## [Problem details]
Which of the lines below hold "Hosted"? Please return each one.

## [Supplied material]
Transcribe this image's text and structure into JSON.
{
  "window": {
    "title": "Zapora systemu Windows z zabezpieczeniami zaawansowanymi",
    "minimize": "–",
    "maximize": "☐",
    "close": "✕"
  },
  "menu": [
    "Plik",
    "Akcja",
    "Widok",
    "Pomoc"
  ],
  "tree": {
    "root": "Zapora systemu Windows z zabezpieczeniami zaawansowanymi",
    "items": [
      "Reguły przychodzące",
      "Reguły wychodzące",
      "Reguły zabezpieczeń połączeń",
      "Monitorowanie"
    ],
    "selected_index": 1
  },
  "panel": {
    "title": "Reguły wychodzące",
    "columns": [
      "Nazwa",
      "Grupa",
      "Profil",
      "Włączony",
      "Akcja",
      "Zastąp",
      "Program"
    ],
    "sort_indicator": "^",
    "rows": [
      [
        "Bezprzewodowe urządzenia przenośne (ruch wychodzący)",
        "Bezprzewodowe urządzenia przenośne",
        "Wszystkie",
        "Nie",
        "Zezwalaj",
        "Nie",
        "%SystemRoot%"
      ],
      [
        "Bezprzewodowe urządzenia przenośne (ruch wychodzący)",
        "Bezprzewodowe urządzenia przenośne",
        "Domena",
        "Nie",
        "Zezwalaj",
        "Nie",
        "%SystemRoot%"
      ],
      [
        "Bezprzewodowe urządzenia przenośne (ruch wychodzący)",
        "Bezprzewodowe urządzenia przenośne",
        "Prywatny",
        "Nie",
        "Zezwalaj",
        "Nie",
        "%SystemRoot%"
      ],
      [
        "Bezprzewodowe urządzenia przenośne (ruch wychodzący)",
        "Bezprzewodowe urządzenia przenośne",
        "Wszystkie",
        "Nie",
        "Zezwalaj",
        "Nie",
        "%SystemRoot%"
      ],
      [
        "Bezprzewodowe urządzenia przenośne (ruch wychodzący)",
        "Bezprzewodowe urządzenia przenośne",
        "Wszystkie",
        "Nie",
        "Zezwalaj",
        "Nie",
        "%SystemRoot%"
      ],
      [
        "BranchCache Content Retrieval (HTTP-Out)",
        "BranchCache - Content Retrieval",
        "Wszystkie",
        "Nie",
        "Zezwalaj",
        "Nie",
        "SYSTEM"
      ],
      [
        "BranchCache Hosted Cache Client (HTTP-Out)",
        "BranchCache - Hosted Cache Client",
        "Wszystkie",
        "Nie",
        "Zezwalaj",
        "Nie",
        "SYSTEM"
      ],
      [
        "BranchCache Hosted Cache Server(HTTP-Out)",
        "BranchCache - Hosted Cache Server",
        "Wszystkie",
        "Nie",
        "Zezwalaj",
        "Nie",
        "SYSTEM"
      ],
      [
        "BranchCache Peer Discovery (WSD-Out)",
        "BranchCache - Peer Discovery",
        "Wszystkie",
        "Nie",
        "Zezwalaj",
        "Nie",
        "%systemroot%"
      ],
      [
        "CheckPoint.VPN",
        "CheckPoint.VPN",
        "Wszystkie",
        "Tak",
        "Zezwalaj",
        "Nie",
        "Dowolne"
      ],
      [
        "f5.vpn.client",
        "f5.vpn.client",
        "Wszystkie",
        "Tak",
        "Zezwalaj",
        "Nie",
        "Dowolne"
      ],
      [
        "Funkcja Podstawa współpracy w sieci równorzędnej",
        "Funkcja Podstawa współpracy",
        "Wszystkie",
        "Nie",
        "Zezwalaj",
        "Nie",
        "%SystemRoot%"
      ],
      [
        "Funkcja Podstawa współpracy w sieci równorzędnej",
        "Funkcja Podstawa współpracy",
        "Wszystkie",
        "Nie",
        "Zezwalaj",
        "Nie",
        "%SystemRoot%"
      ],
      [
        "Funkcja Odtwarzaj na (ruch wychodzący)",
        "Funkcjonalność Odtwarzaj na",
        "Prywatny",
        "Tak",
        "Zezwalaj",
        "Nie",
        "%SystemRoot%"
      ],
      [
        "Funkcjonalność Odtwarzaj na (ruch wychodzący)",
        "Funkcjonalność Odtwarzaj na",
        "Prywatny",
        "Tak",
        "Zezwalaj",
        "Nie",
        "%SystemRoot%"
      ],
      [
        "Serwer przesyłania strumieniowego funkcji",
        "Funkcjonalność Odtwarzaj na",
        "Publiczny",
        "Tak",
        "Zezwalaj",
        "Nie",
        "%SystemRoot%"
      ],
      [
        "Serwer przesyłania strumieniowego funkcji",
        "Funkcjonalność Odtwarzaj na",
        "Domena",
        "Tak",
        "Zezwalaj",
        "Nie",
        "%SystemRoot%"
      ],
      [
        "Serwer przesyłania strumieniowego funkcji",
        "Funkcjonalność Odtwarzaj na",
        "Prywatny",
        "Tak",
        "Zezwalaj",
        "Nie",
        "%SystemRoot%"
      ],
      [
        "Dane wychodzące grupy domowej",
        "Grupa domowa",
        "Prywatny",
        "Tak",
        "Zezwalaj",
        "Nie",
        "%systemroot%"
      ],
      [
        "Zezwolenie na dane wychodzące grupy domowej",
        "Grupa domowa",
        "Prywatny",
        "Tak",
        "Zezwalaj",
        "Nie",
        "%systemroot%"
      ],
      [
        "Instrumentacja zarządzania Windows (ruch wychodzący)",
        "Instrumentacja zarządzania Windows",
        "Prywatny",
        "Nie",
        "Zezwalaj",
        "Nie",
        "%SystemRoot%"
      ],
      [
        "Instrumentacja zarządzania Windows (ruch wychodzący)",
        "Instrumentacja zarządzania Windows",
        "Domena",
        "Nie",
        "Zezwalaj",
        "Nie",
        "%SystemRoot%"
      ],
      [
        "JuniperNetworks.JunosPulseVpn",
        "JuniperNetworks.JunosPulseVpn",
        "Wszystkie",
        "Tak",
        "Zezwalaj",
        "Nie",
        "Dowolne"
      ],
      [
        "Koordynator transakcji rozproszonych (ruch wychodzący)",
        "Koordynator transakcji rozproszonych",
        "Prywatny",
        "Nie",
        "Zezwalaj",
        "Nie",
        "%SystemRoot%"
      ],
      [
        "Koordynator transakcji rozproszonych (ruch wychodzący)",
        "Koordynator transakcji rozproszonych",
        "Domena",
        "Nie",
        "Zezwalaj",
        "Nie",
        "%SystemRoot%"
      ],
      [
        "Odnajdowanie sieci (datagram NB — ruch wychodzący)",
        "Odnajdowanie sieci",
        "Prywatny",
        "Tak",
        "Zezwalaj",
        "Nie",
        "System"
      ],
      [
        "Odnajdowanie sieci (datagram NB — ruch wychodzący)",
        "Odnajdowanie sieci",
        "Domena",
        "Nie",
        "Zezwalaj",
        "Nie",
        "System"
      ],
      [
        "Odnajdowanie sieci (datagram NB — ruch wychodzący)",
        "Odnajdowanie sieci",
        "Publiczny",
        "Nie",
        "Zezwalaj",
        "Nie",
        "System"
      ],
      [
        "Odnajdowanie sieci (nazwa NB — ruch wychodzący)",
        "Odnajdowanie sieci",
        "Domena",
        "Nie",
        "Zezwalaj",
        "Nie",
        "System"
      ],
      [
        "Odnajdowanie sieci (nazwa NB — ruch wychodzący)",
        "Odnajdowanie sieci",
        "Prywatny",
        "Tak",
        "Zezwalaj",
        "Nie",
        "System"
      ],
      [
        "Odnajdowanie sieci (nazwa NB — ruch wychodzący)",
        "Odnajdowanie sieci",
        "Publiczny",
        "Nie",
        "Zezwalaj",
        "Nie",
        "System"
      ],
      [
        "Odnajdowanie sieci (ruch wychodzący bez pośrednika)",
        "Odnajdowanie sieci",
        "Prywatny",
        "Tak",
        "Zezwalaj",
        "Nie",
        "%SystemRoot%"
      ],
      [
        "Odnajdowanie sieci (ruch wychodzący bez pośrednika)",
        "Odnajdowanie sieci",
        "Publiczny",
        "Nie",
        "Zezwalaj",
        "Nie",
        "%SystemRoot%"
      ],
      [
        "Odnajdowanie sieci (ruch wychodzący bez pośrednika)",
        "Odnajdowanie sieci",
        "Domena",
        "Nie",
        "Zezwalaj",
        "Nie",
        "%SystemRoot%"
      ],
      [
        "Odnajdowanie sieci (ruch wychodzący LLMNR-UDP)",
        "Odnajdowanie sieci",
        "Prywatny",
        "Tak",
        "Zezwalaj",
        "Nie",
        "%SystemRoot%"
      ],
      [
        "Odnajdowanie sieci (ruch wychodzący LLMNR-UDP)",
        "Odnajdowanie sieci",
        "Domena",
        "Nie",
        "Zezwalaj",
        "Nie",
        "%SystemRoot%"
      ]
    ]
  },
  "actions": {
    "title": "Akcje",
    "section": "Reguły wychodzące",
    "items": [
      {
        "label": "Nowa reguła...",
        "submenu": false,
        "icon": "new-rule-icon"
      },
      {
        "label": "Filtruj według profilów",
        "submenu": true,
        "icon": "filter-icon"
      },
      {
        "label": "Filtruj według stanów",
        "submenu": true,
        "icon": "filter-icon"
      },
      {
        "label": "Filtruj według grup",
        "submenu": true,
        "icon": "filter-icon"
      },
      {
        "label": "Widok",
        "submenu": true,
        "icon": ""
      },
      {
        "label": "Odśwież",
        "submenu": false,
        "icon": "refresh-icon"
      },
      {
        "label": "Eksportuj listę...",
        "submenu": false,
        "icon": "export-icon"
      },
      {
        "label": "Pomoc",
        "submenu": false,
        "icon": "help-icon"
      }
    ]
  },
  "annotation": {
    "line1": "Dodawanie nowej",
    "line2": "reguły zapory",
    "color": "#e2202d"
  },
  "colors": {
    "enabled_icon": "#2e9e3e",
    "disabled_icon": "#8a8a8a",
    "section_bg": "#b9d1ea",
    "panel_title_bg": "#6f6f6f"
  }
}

## [Written response]
        "BranchCache Hosted Cache Client (HTTP-Out)",
        "BranchCache - Hosted Cache Client",
        "BranchCache Hosted Cache Server(HTTP-Out)",
        "BranchCache - Hosted Cache Server",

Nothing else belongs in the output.